EXERCISE OBJECTIVE:
Only lines with the word "icon" belong in the answer; copy them from the records below.
=====
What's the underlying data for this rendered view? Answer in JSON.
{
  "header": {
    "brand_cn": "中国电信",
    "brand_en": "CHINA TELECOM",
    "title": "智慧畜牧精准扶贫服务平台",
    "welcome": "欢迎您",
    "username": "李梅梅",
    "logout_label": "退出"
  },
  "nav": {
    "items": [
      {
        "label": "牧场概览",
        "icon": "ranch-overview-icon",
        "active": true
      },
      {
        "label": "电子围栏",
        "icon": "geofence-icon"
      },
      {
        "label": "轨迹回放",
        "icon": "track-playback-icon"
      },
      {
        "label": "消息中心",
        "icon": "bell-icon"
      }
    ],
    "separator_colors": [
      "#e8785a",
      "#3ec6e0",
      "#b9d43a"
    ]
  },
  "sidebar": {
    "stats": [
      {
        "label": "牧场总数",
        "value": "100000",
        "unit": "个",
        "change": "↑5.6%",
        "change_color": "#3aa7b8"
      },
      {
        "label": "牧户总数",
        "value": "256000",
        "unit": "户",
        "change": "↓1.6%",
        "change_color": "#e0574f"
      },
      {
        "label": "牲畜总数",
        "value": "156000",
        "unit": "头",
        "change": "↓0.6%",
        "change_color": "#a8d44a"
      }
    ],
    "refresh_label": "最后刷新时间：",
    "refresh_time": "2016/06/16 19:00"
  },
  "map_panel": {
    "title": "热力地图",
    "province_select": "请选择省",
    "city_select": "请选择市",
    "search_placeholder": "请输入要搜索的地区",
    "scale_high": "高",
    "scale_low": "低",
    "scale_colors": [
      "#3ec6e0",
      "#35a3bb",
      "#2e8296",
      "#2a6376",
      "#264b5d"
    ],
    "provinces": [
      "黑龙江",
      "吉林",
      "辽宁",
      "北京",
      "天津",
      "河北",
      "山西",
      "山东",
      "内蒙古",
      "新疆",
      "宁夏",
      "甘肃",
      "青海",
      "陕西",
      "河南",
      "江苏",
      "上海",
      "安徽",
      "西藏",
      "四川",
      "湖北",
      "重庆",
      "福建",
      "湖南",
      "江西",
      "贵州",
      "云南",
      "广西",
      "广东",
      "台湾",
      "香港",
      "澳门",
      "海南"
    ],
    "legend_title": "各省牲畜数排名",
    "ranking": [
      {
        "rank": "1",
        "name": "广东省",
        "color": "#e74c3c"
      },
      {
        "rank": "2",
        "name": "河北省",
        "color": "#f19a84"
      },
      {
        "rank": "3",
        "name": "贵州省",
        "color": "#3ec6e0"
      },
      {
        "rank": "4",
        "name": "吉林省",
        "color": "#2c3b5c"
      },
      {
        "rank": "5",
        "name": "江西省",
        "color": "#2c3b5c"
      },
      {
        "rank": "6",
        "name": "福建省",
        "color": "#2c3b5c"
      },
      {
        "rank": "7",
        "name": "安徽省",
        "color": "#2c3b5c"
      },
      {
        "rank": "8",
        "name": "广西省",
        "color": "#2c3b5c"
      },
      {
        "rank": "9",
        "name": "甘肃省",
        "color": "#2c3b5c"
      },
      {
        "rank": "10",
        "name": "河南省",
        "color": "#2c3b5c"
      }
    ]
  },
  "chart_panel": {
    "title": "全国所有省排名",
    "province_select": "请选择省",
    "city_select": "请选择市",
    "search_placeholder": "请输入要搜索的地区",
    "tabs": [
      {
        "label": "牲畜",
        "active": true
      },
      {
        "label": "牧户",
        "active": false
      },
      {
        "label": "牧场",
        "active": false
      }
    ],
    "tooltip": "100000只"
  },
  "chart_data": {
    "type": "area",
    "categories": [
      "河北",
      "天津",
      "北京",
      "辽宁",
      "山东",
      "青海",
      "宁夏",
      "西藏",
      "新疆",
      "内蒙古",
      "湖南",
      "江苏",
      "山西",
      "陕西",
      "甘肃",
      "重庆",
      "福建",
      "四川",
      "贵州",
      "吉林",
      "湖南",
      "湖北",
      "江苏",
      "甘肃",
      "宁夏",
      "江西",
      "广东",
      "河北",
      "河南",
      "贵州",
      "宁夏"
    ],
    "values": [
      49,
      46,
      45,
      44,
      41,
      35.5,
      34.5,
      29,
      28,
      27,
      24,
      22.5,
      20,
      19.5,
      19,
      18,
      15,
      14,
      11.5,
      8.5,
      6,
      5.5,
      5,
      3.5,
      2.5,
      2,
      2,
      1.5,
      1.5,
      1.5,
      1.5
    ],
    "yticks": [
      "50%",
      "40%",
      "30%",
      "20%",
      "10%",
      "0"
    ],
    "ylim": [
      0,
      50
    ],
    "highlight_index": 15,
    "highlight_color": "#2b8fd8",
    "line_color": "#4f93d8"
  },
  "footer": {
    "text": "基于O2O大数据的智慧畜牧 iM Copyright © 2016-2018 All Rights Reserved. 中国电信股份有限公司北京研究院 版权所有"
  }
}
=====
EXPECTED ANSWER:
        "icon": "ranch-overview-icon",
        "icon": "geofence-icon"
        "icon": "track-playback-icon"
        "icon": "bell-icon"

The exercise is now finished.